2016 has been a year of centenaries in relation to the Western Front of the First World War, especially the Battle of the Somme, but for December this year we remember the centenary of a remarkable event over in Eastern Europe, and its unexpected links with this College.
This event was the assassination on 30 December 1916 (17 December according to the old calendar) of Gregory Rasputin, the holy man who had become a favourite of Tsar Nicholas II and the Tsarina Alexandra because of their belief in his healing powers over their haemophiliac son Alexei, and had therefore become highly unpopular on account of his supposed influence over them. One of the chief conspirators in the plot to kill him was Prince Felix Yusupov, who had come up to Univ in 1909, and who is undoubtedly one of the most exotic of our Old Members.
To mark the centenary of Yusupov’s dramatic intervention into world history, we show here some of the documents in our archives which record his time in Oxford.
Felix Felixovich Yusupov (1887-1967) came from one of the wealthiest families among the Russian aristocracy, and his arrival at Oxford is rather unexpected. The reason seems to be that his family disapproved of his wild behaviour in St. Petersberg, and thought that a spell at Oxford might settle him down. It did not always work that way: Yusupov still lived very well in Oxford, and indulged in unexpected quirks: our philosophy Fellow Eric Carritt, when invited to lunch in Yusupov’s lodgings, was surprised to meet a bear cub there. Our batells records also show that he spent more than just about any other student at the College. Nevertheless, in spite of the coldness of his rooms in winter, he seems to have enjoyed his time here.
The first item relating to Yusupov is his entry in our Admissions Register, when he chose to sign under one of his titles, namely as “Count Elston”.
When Yusupov first came up to Univ, the Tutorial Lists for 1909/10 suggest that he studied Forestry and English, as can been seen here. In his last two years, he is recorded as only having been reading English. The story that he studied fine arts at Oxford receives no support from our official records.
Yusupov involved himself in College life to a degree. In 1911, he took part in the main College group photo that summer, and can be seen sitting cross-legged on the front row, fourth from the left, distinguished by his elegant suit.
He also made some good friends in Oxford, including from social classes very different from his own. One of these was Eric Hamilton, who also came up in 1909 and is seen here in the 1911/12 College Hockey team. Hamilton was a clergyman’s son, who would later take holy orders himself, rising to become Dean of Windsor. Hamilton had been singled out by the Bishop of London as an appropriate companion for Yusupov, but in spite of these inauspicious beginnings, they became fast friends, to the point that Hamilton was invited to spend the summer with Yusupov in Russia. Typescript extracts from the diary in which he recounted his adventure are in the College’s archives.

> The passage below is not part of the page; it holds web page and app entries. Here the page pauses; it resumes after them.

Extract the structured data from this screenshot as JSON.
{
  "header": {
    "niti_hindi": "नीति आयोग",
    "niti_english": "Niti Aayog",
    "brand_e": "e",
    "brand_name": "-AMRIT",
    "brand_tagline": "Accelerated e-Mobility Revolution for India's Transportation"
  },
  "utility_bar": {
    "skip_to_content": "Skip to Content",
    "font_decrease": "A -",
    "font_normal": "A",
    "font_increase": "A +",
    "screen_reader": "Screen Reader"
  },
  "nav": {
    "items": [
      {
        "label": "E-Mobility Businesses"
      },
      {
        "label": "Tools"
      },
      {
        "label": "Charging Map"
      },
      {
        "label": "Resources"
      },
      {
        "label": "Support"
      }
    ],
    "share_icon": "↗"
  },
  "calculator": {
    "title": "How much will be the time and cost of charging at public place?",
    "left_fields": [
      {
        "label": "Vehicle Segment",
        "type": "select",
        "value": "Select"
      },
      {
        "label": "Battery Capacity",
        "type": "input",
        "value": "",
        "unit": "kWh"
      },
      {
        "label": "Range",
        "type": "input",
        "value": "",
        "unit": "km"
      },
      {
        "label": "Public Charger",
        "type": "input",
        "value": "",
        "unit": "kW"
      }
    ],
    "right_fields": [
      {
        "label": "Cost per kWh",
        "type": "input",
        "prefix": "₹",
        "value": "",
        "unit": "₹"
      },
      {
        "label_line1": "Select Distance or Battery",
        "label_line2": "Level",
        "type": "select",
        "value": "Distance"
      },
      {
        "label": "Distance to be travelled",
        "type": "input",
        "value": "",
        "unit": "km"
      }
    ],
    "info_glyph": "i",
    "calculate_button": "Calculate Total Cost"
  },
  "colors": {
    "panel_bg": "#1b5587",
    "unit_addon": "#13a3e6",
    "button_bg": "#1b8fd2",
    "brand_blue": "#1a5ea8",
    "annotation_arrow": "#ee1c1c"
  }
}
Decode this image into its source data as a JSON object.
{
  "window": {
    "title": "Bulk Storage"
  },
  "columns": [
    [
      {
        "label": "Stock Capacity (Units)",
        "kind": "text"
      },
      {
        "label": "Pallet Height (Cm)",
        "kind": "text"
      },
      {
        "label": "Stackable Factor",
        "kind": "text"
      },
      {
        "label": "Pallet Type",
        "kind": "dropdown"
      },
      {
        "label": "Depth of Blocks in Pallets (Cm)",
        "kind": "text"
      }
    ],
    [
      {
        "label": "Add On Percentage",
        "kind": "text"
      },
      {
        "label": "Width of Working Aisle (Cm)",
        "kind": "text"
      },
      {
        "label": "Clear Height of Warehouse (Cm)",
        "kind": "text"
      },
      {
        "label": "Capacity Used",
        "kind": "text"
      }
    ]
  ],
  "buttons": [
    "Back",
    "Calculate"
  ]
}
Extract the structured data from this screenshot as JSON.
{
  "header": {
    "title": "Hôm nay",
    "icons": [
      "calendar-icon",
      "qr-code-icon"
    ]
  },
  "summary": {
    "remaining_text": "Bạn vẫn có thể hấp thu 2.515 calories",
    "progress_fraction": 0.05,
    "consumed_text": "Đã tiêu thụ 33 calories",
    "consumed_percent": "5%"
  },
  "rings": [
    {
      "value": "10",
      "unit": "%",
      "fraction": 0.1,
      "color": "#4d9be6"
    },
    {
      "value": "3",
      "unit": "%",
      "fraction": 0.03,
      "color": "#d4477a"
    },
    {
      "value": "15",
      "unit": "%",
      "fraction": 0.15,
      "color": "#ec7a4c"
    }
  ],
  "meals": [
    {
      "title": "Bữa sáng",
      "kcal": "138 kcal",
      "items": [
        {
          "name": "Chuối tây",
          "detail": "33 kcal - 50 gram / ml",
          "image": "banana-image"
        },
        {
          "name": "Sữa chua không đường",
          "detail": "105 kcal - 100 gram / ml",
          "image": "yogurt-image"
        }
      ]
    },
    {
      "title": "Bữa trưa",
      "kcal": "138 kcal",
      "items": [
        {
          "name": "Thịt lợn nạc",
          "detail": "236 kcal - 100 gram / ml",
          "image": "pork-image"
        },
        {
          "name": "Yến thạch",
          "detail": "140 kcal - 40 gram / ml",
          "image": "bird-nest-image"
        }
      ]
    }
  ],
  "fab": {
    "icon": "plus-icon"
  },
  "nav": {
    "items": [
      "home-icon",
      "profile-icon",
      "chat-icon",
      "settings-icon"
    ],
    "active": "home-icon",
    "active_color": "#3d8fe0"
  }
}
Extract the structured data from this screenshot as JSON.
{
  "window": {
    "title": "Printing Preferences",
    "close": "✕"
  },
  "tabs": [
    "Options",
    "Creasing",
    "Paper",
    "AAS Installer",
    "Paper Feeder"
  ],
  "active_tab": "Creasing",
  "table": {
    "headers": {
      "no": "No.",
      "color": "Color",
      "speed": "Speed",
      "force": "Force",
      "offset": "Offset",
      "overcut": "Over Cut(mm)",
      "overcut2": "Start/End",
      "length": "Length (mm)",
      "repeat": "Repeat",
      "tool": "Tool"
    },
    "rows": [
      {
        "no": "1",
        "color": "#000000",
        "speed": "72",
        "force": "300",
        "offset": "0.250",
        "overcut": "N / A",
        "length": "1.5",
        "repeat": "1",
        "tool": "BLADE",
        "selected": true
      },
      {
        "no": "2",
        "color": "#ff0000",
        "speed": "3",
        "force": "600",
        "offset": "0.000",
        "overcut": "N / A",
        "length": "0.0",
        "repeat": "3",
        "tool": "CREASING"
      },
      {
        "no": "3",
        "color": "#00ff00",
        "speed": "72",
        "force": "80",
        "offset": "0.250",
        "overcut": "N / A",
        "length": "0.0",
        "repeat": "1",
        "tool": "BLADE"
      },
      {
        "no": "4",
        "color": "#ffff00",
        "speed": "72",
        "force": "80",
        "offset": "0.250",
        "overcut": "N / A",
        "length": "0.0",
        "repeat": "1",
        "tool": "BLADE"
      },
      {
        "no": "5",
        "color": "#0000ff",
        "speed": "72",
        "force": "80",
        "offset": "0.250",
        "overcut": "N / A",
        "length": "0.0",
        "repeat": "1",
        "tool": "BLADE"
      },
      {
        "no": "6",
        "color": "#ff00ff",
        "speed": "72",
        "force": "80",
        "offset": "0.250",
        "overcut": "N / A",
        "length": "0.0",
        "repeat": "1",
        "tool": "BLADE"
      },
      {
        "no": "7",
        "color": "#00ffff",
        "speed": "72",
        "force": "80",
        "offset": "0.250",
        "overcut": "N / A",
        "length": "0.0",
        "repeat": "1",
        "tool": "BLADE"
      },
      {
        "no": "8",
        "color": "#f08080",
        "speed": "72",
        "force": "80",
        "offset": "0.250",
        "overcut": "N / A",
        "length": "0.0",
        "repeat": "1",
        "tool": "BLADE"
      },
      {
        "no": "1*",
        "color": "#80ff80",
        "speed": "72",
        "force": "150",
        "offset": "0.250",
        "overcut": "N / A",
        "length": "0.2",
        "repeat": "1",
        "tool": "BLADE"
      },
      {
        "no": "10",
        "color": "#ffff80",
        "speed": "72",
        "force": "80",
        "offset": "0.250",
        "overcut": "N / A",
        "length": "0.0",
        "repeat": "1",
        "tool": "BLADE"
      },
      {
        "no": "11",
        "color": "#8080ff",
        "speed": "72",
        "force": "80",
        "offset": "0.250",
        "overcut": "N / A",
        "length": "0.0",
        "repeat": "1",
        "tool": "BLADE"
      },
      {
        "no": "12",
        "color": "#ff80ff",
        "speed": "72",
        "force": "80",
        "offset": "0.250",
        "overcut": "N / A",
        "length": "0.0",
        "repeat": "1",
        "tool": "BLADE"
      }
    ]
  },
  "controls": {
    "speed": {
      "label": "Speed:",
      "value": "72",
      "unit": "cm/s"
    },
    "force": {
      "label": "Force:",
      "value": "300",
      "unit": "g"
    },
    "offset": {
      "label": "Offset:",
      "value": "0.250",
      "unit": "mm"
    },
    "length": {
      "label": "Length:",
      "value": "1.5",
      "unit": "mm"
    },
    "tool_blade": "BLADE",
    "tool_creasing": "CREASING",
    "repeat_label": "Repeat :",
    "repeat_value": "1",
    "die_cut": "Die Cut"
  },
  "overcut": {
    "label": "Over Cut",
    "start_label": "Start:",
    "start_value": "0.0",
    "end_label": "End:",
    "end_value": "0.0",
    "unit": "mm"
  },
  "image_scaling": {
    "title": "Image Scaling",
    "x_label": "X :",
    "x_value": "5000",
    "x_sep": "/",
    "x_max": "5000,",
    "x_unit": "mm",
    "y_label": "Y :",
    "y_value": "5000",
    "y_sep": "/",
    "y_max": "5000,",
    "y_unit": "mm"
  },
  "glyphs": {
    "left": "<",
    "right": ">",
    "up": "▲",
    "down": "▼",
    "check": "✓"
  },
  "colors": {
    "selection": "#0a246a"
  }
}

Another College friend was Alfred Earl, a barrister’s son who had come up in 1907, and is seen here, with his rather dashing moustache, in the 1908 College Eight. Earl and Yusupov shared lodgings in George Street in 1910/11, and members of Earl’s family were invited to Russia in 1912.
In 1912 Yusupov left Oxford, never to return. He nevertheless retained happy memories of his Univ years. In this letter of January 1913 to our then Bursar, A. B. Poynton, written in Yusupov’s somewhat idiosyncratic English, he asks with regret that his name be taken off the College’s books since he is so busy in Russia.
Back in Russia, Yusupov would marry, and become increasingly despairing at what he considered to be Rasputin’s malign influence. In his memoirs, Yusupov set down a terrifying account of how he and his co-conspirators enticed Rasputin into the Yusupov Palace, where they tried variously to kill him with poison, bullets, and finally drowning in the Neva. This account has, however, been disputed in recent years.
Yusupov had hoped that the murder of Rasputin would save the Russian imperial family (to whom he was linked by his marriage to a niece of Nicholas II) from destruction, but this was too late. Early in 1917, Nicholas was forced to abdicate after the February Revolution. As for Yusupov and his wife, they escaped to western Europe in 1917, and lived in France for the rest of their lives.
Felix Youssoupoff, Lost Splendour (London, 1953) Circlet Press, ISBN 9781885586582 - available from, amongst others, Blackwells (page opens in new window.)